▸ **Entries supplied**:
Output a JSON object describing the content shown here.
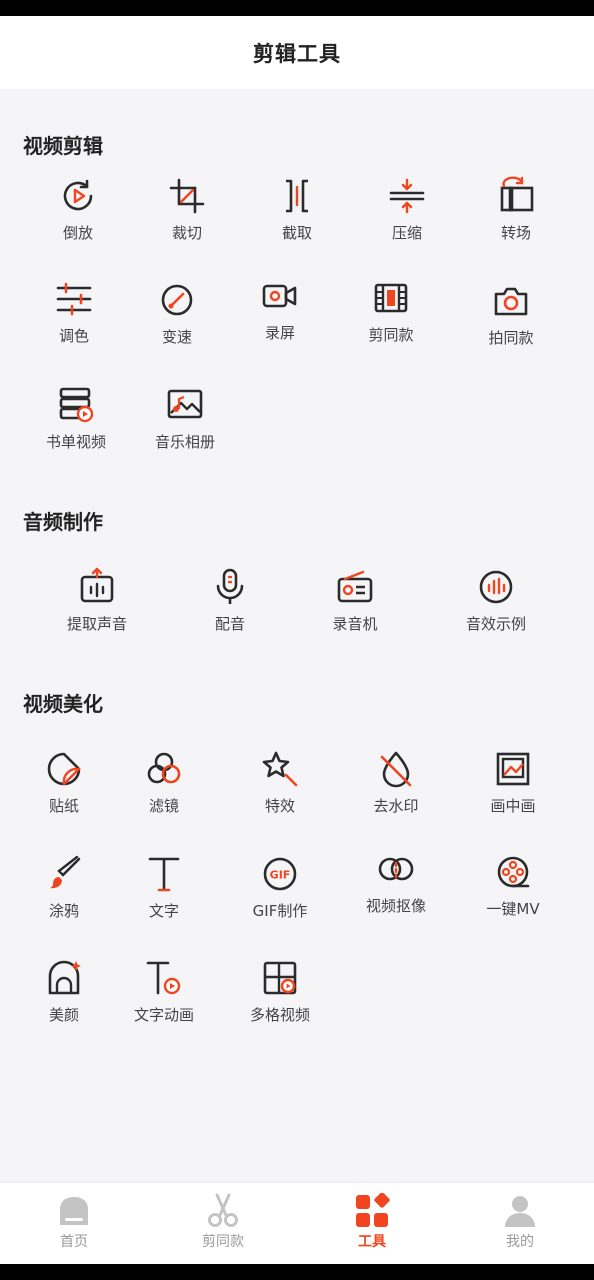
{
  "header": {
    "title": "剪辑工具"
  },
  "sections": {
    "video_edit": {
      "title": "视频剪辑",
      "items": [
        "倒放",
        "裁切",
        "截取",
        "压缩",
        "转场",
        "调色",
        "变速",
        "录屏",
        "剪同款",
        "拍同款",
        "书单视频",
        "音乐相册"
      ]
    },
    "audio": {
      "title": "音频制作",
      "items": [
        "提取声音",
        "配音",
        "录音机",
        "音效示例"
      ]
    },
    "beautify": {
      "title": "视频美化",
      "items": [
        "贴纸",
        "滤镜",
        "特效",
        "去水印",
        "画中画",
        "涂鸦",
        "文字",
        "GIF制作",
        "视频抠像",
        "一键MV",
        "美颜",
        "文字动画",
        "多格视频"
      ]
    }
  },
  "tabbar": {
    "items": [
      "首页",
      "剪同款",
      "工具",
      "我的"
    ],
    "active": "工具"
  },
  "colors": {
    "accent": "#f0451f",
    "icon_dark": "#2b2b2b",
    "background": "#f5f5f7"
  }
}
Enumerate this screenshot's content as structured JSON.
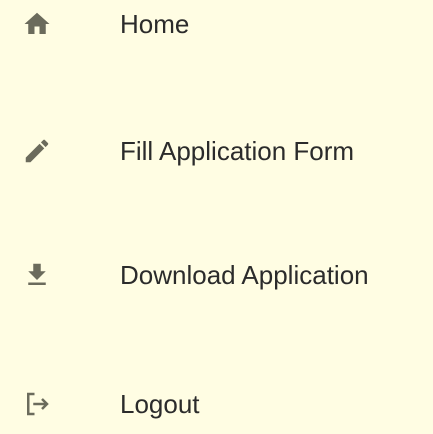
{
  "nav": {
    "items": [
      {
        "label": "Home",
        "icon": "home-icon"
      },
      {
        "label": "Fill Application Form",
        "icon": "pencil-icon"
      },
      {
        "label": "Download Application",
        "icon": "download-icon"
      },
      {
        "label": "Logout",
        "icon": "logout-icon"
      }
    ]
  },
  "colors": {
    "background": "#fffde3",
    "icon": "#6b6b5c",
    "text": "#2b2b2b"
  }
}
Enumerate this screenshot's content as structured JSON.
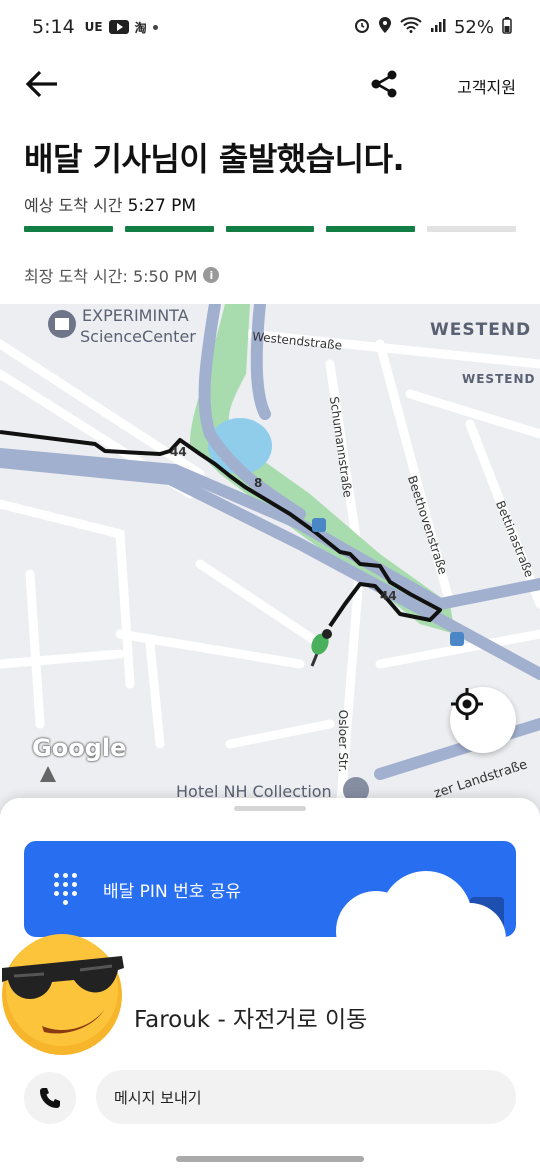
{
  "status_bar": {
    "time": "5:14",
    "left_icons": [
      "UE",
      "youtube-icon",
      "淘"
    ],
    "battery": "52%"
  },
  "app_bar": {
    "support_label": "고객지원"
  },
  "order": {
    "title": "배달 기사님이 출발했습니다.",
    "eta_label": "예상 도착 시간",
    "eta_value": "5:27 PM",
    "latest_label": "최장 도착 시간: 5:50 PM",
    "progress": {
      "completed_segments": 4,
      "total_segments": 5
    },
    "colors": {
      "progress_done": "#137e43",
      "progress_pending": "#e2e2e2"
    }
  },
  "map": {
    "labels": {
      "museum": "EXPERIMINTA",
      "museum_2": "ScienceCenter",
      "westendstrasse": "Westendstraße",
      "westend_big": "WESTEND",
      "westend_small": "WESTEND",
      "schumannstrasse": "Schumannstraße",
      "beethovenstrasse": "Beethovenstraße",
      "bettinastrasse": "Bettinastraße",
      "oslerstr": "Osloer Str.",
      "hotel": "Hotel NH Collection",
      "landstrasse": "zer Landstraße",
      "road_44a": "44",
      "road_8": "8",
      "road_44b": "44"
    },
    "attribution": "Google"
  },
  "sheet": {
    "pin_button_label": "배달 PIN 번호 공유",
    "driver_text": "Farouk - 자전거로 이동",
    "message_placeholder": "메시지 보내기",
    "colors": {
      "accent": "#276ef1"
    }
  }
}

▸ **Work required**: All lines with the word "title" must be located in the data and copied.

▸ **Solution below**:
    "title": "剪辑工具"
      "title": "视频剪辑",
      "title": "音频制作",
      "title": "视频美化",
    "title": "배달 기사님이 출발했습니다.",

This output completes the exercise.